Would you care enough to change behaviour after having your genome sequenced?
A lot of company nowadays offer genetic kits directly to consumers who can then have their genome sequenced on the cheap and get informed about any risk of contacting a genetic disease. If a person's genome suggests a risk of developing diabetes, would that person change his diet to reduce this risk? Oppositely, would that person think there's no use in changing behaviour since it's all 'written in stone'? University of Cambridge surveyed all the relevant studies they could find on the matter and found personal genetic information does little to nothing to alter behaviour.
A lot of company nowadays offer genetic kits directly to consumers who can then have their genome sequenced on the cheap and get informed about any risk of contacting a genetic disease. If a person’s genome suggests a risk of developing diabetes, would that person change his diet to reduce this risk? Oppositely, would that person think there’s no use in changing behaviour since it’s all ‘written in stone’? University of Cambridge surveyed all the relevant studies they could find on the matter and found personal genetic information does little to nothing to alter behaviour.
The researchers examined over 10,000 papers, but could only identify 18 studies which fitted their strict standards for the analysis. The compiled data suggests people who are informed of any genetic risk do little to change their behaviour. For instance, a person who might be made aware by a genetic test that they’re genetically at risk of developing lung cancer will keep smoking nevertheless. Similarly, those who were informed of a heart disease risk did not improve their exercise routine, in general.
“Expectations have been high that giving people information about their genetic risk will empower them to change their behaviour – to eat more healthily or to stop smoking, for example – but we have found no evidence that this is the case. But nor does the evidence support concerns that such information might demotivate people and discourage them from changing their behaviour,” says Professor Theresa Marteau, who led the study.
Our DNA is made up of 3 billion base pairs, with myriad possible sequences of the four chemicals (represented as A, T, G, and C) that form the “instruction book” for a human being. Sometimes, this code book has misspellings — mutations that make our organism function differently. These mutations can also make us more resilient or, conversely, predisposed to diseases ranging from cancer to heart failure.
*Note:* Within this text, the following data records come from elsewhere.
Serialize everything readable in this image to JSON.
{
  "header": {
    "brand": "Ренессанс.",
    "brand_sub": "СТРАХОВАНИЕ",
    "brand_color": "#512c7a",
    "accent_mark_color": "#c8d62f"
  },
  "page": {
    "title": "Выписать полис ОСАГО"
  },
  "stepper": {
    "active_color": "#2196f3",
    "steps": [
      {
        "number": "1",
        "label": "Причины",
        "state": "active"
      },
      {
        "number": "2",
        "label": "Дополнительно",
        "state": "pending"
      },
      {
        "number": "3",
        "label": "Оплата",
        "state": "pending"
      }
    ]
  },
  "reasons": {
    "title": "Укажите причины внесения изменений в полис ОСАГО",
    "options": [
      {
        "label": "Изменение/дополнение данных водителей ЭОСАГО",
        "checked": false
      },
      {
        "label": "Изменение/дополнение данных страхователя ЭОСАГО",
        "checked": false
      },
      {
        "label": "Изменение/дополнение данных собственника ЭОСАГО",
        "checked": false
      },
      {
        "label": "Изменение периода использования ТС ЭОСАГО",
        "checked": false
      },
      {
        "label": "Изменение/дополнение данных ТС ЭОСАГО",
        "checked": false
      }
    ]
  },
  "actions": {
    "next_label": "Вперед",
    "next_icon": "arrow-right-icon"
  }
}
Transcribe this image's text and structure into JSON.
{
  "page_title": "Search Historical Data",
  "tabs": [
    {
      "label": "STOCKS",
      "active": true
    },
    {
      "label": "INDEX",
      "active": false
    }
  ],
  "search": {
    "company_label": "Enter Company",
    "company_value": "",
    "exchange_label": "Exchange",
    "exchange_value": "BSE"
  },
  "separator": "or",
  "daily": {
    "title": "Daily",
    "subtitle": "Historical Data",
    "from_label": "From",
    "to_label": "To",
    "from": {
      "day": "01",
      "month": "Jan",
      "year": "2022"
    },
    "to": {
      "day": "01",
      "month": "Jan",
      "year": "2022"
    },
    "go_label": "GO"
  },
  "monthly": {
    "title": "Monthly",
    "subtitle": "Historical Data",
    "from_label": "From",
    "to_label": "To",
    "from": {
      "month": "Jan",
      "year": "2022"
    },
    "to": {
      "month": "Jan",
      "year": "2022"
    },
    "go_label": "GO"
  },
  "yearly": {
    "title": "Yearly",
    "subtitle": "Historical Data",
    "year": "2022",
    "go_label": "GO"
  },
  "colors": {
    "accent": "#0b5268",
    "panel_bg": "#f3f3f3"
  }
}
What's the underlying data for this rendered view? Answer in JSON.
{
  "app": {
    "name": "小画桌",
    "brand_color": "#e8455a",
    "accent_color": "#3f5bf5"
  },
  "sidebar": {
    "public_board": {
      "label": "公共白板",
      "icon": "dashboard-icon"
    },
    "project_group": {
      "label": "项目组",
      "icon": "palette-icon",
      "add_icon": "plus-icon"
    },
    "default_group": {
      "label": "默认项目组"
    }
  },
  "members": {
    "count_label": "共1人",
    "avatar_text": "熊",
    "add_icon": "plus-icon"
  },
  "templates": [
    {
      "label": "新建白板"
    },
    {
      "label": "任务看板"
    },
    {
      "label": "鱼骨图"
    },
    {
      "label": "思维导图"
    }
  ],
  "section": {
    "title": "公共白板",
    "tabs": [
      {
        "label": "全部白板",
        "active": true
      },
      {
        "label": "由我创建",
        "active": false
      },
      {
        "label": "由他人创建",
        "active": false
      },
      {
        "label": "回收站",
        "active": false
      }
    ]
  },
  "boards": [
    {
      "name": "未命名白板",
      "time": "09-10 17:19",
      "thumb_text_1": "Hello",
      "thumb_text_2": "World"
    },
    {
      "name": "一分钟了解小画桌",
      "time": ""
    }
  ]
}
When a large number of people share the same mutations, these are known as single nucleotide polymorphisms (SNPs, pronounced “snips”). These SNPs are well documented and some, alone or in combination, are associated with diseases based on previous research. Using huge genetic libraries, companies like deCODE or 23andMe interpret this never ending sequence of A,T,G and C. And it all starts with a simple swab saturated with saliva.
Seeing how the interpretation of genomes made by companies like 23andme isn’t exactly an exact science, many have voiced concerns. In 2013 in the United States, the Food and Drug Administration ordered the company 23andme — still the biggest consumer genetics company — to stop selling its testing kits because of concerns about their accuracy and usefulness.
The present research suggests that isn’t that much to worry about. People won’t start changing their lives based on a genetic test. Marteau stresses that consumer genetic tests could still prove useful, though. Knowing there’s a pretty big chance you’ll get a certain disease could prompt some people to visit a doctor and have a physical screening. In medicine, the sooner you find a problem, the easier it is to solve it.